PROVO — Before the season, BYU's game against California was seen as a good litmus test for the Cougars with their new-look coaching staff and offensive approach.
If that's still true, Saturday night's contest showed there is still plenty of work for the BYU program, as the Golden Bears walked out of LaVell Edwards Stadium with a 21-18 win.
"Congratulations to Cal. They deserved to win that game. We didn't help ourselves by making some errors and having some drive-killers. We have to be better," BYU coach Kalani Sitake said.
One thing kept this from being a failing grade: BYU's final-minute touchdown that, combined with a two-point conversion, pulled the Cougars within three points with 51 seconds remaining.
After the first half, the running game bogged down. The Cougars finished with six net rushing yards in the second half, after 85 in the first half. It was a polar opposite of last week, when BYU was able to wear down Arizona with its run game in the second half. Squally Canada, who had 56 rushing yards in the first half, finished with 49 yards on the game.
The passing game was also ineffective, as Tanner Mangum was 22 of 41 for 196 yards and a touchdown pass to fullback Brayden El-Bakri in the final minute. What was especially costly were two Mangum interceptions thrown in the fourth quarter, the first after BYU took over possession at the Cal 16 following a fumble recovery.
"We feel like we can get stronger and own the line of scrimmage, there’s no proof of that from the second half in the run game and there’s no proof of that even in the pass game," Sitake said.
The Cougars' receivers also struggled. One play that was indicative of those struggles came late in the first half, when Mangum threw long on a pass to Dylan Collie. Collie, who had a step on his defender, simply dropped a pass that would have set the Cougars up with excellent field position in Cal territory with more than two minutes to drive down and possibly take the lead.
Despite the Cougars' defense and special teams forcing three turnovers, the BYU offense never was able to capitalize on those takeaways. The Cougars, who finished with 287 total offensive yards, were also 6 of 17 on third downs and 1 of 3 on fourth downs, including two failed fourth-down attempts in Cal territory in the first half.
The Cougars' defense found ways to keep them in the game, though like the offense there were enough miscues that were too much to overcome.
Missed assignments led to Cal converting 8 of 15 third downs, and a big 52-yard touchdown pass for the Golden Bears early in the third quarter that gave the visitor the momentum and a double-digit lead.

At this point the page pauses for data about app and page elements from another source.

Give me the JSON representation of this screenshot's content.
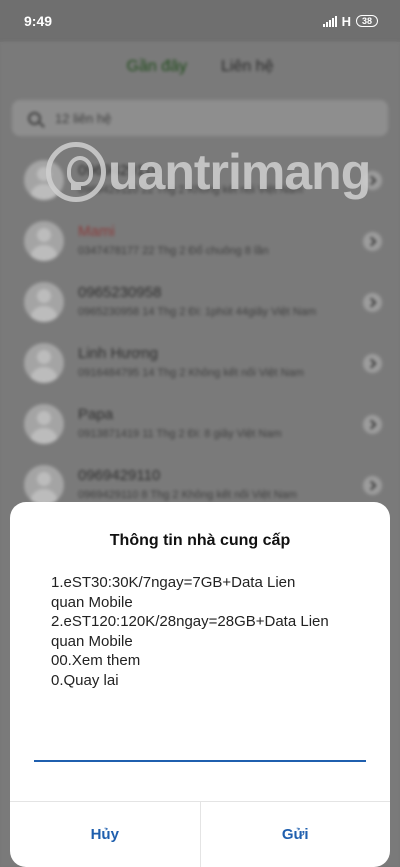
{
  "status_bar": {
    "time": "9:49",
    "network": "H",
    "battery": "38"
  },
  "background": {
    "tabs": {
      "recent": "Gần đây",
      "contacts": "Liên hệ"
    },
    "search": {
      "placeholder": "12 liên hệ"
    },
    "calls": [
      {
        "name": "0969429110",
        "detail": "0969429110 22 Thg 2 Không kết nối Việt Nam",
        "missed": false
      },
      {
        "name": "Mami",
        "detail": "0347478177 22 Thg 2 Đổ chuông 8 lần",
        "missed": true
      },
      {
        "name": "0965230958",
        "detail": "0965230958 14 Thg 2 Đi: 1phút 44giây Việt Nam",
        "missed": false
      },
      {
        "name": "Linh Hương",
        "detail": "0916484795 14 Thg 2 Không kết nối Việt Nam",
        "missed": false
      },
      {
        "name": "Papa",
        "detail": "0913871419 11 Thg 2 Đi: 8 giây Việt Nam",
        "missed": false
      },
      {
        "name": "0969429110",
        "detail": "0969429110 8 Thg 2 Không kết nối Việt Nam",
        "missed": false
      }
    ]
  },
  "watermark": {
    "text": "uantrimang"
  },
  "dialog": {
    "title": "Thông tin nhà cung cấp",
    "lines": [
      "1.eST30:30K/7ngay=7GB+Data Lien",
      "quan Mobile",
      "2.eST120:120K/28ngay=28GB+Data Lien",
      "quan Mobile",
      "00.Xem them",
      "0.Quay lai"
    ],
    "input_value": "",
    "cancel_label": "Hủy",
    "send_label": "Gửi"
  },
  "colors": {
    "accent": "#1f5fae",
    "dim_overlay": "#777777",
    "dialog_bg": "#ffffff"
  }
}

Cal quarterback Brandon McIlwain particularly hurt the Cougars, rushing for a team-high 74 yards and a fourth-quarter touchdown. He completed 5 of 7 passes for 38 yards and, combining with starting quarterback Chase Garbers, the Golden Bears threw for 214 yards and two touchdowns.
"We played well but we didn’t play our game. We have some things to fix. We do believe that we’re a better team," BYU linebacker Butch Pau'u said.
On the plus side, BYU's defense forced a pair of turnovers that kept the team in the game. Dayan Ghanwoloku picked up a fumble with 10:07 left in the third quarter and returned it 36 yards for a touchdown. On the Golden Bears' next possession, Cal was moving the ball before Isaiah Kaufusi made his first career interception, setting BYU up with the ball at its own 43.
There wasn't a lot to analyze for BYU on special teams against Cal. The onside kick in the final minute wasn't close to being recovered by BYU, and one week after Michael Shelton had a punt return that set up to a touchdown drive against Arizona, the return game netted BYU little against Cal. The Golden Bears also did little on returns.
What brings up the grade for the Cougars is Ghanwoloku recovering a muffed punt inside the Cal 20 early in the fourth quarter — though BYU failed to score after Mangum's first interception — and Skyler Southam hit his first career field goal for the Cougars, a 36-yarder in the second quarter.
Tight end Moroni Laulu-Pututau said postgame he felt the Cougars lost this game three days earlier, indicating the preparation just wasn't there. The play on the field attested to that, as BYU struggled with efficiency in multiple facets of the game.
"We shouldn’t be making any of these mistakes or miscommunications on the field, so we can’t give up layups, we can’t give up free points," Sitake said.
Up next for the Cougars is a matchup against top 5 Wisconsin at Camp Randall Stadium next Saturday.